Insects and animals

One of the great things about growing plants is finding out more about the other wildlife associated with plants with which we share the earth.

There are millions of them out there, from grazing animals to microbes – in the soil, on the plants, in the air, all busily supporting our world as we go about our day-to-day lives. By growing wild flowers you can help support them too.

gloved hand holding a worm

Why do insects and animals matter?

  • Everything is connected in our complex and amazing natural world.
  • Insects such as bees and butterflies are important pollinators, helping plants to reproduce. In return, the plants provide them with food in the form of nectar and pollen.
  • Pollinated plants produce seeds, fruit and vegetables for us and other animals to enjoy.
  • Insects themselves are a tasty source of food for birds and animals.

Elephant hawkmoth

By planting a wildflower patch you’ll be helping to provide food and shelter for a host of insects and animals. Why not keep a note of the insects and animals you spot in your wild flower patch, compare notes with your neighbours and tell us what you’ve seen?

Below is a list of some of the animals and insects you should expect to see.


Bees are our main pollinators of flowering plants, bees are very important for wild flowers and for growing food. Although the bumblebee and honey bee may be the best known, there are actually over 250 species of bee in Britain.


Butterflies, like bees, need our help to stop their declining numbers. They use their long proboscises to feed on nectar from flowers and particularly like purple and yellow flowers.


Moths feed on nectar from a wide range of flowers. Many are nocturnal but day-flying ones occur too. We have over 2,500 species of moth in Britain compared with fewer than 70 species of butterflies and there’s no reason why moths shouldn’t be as popular.

Some of them are just as striking and colourful. Not all moths are nocturnal so keep an eye out for the impressive hummingbird hawk-moth, or the pink and green elephant hawk-moth in your Grow Wild patch. Both are particularly fond of lady’s bedstraw.


There are hundreds of types of wasps, not just the yellow and black ones that annoy us in late summer. Many are pollinators and keep a check on the insect population by eating bugs such as aphids.


Adult hoverflies feed on pollen and nectar while larvae help with pest control by feeding on insects such as aphids.


You’ll already be familiar with the brightly coloured adults but the ugly, grey larvae with orange spots are voracious feeders of aphids so if you see these on your wild flowers you can relax, the aphids are in trouble.


Caterpillars from butterflies and moths can be quite fussy about where they lay their eggs to ensure the right kind of food is available for their larvae to feed on. Wild flowers can often provide just the right caterpillar food. Lady’s bedstraw, for example, is a food source for the huge elephant hawk-moth caterpillar.


As well as feeding on seed heads of wild flowers, birds will also enjoy feasting on insects attracted to the plants.

Goldfinch feeding off a teasel

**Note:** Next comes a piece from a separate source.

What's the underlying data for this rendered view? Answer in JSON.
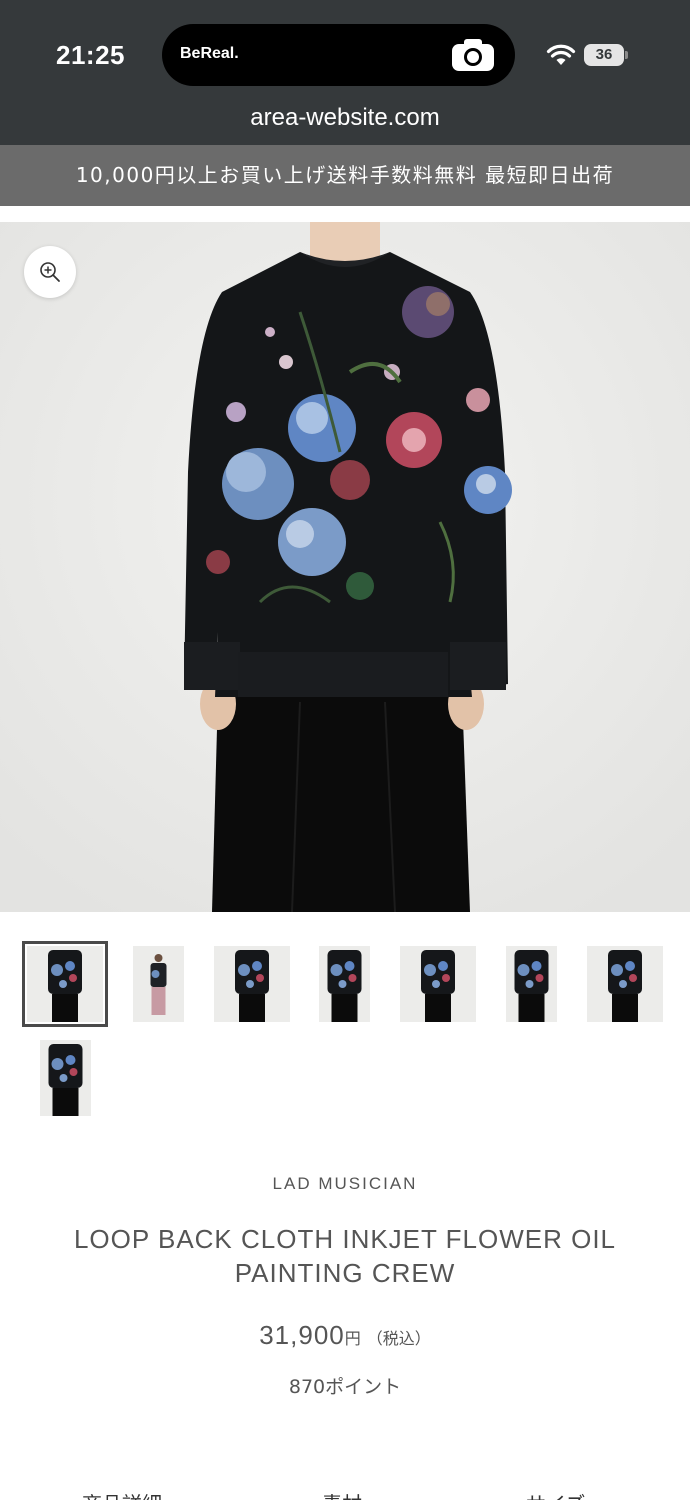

Bats feed on insects flying in the air, such as moths.

Other mammals

Small animals such as hedgehogs munch their way through vast numbers of bugs and will benefit from insects attracted to your wild flowers.

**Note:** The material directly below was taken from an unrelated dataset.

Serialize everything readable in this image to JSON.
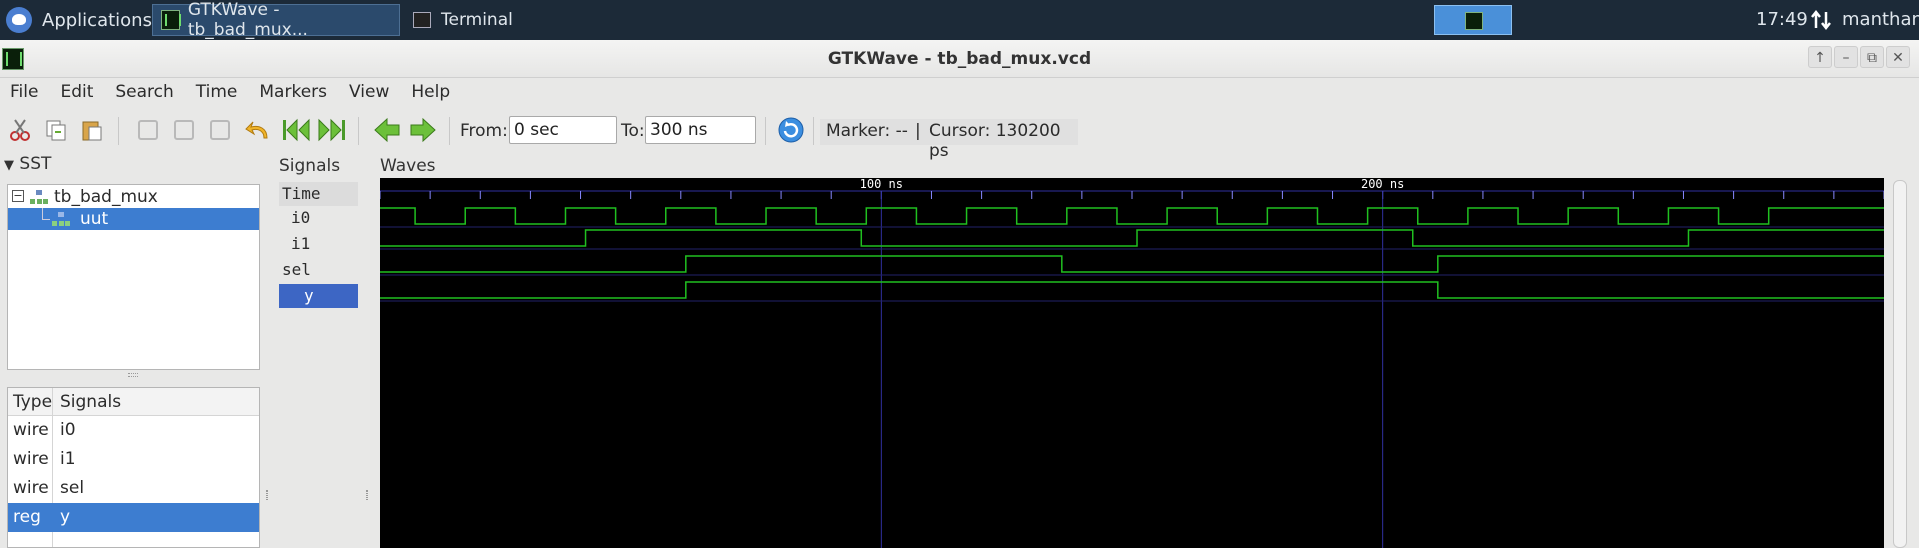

How does growing wild flowers help insects and animals?

The good thing about growing native wild flowers is that they’re fantastic for our native wildlife. Having evolved alongside each other, our wildlife and wild flowers are well suited. Wild flowers provide food in the form of nectar, pollen, seeds, fruits and foliage. Common knapweed, oxeye daisy and lady’s bedstraw are all rich sources of nectar for pollinating insects. Wild flowers also provide nesting sites, larval food, forage and shelter.

Apart from growing wildflowers, how else can I help insects?

Be a little messy. Insects love a bit of debris and dead plant material for hiding and hibernating in. In autumn, sweep fallen leaves into a pile in a corner of your garden or create a log pile. This’ll provide somewhere for insects to hide out over winter.

Leave some of the stems of your wild flowers standing over winter to provide food and shelter for insects such as ladybirds. If you’re lucky you might even see birds such as goldfinches feeding on the seed heads of the knapweed, meadowsweet and ribwort plantain in your patch. Read Defra's five simple actions for pollinators.

How can I identify the insects and animals I see in my garden?

The Field Studies Council (FSC) produces really handy guides to British insects, animals and much more besides. The Buglife and Royal Entomological Society also provide useful information on all manner of bugs (see the website links below).

What do insects and animals tell us about our local environment?

Insects and animals are an important part of a biologically diverse and healthy ecosystem. Bats, for example, can be a really useful indicator of the health of an area. They’re particularly sensitive to environmental changes so their numbers can tell us a lot.

Want to know more?

Try these websites for exploring further.

Bat Conservation Trust
Butterfly Conservation
Field Studies Council
Royal Entomological Society
Royal Horticultural Society
Wild About Britain
Wildlife Trusts

Did you know?

Scientists recently discovered that flowers communicate with bees via an electrical signal. It seems that, along with signs such as colour, pattern and fragrance, flowers also emit electrostatic fields to attract pollinators such as bumblebees. The bees are able to detect and distinguish between these electrical signals.

Now find out how to create a bee street in your neighbourhood.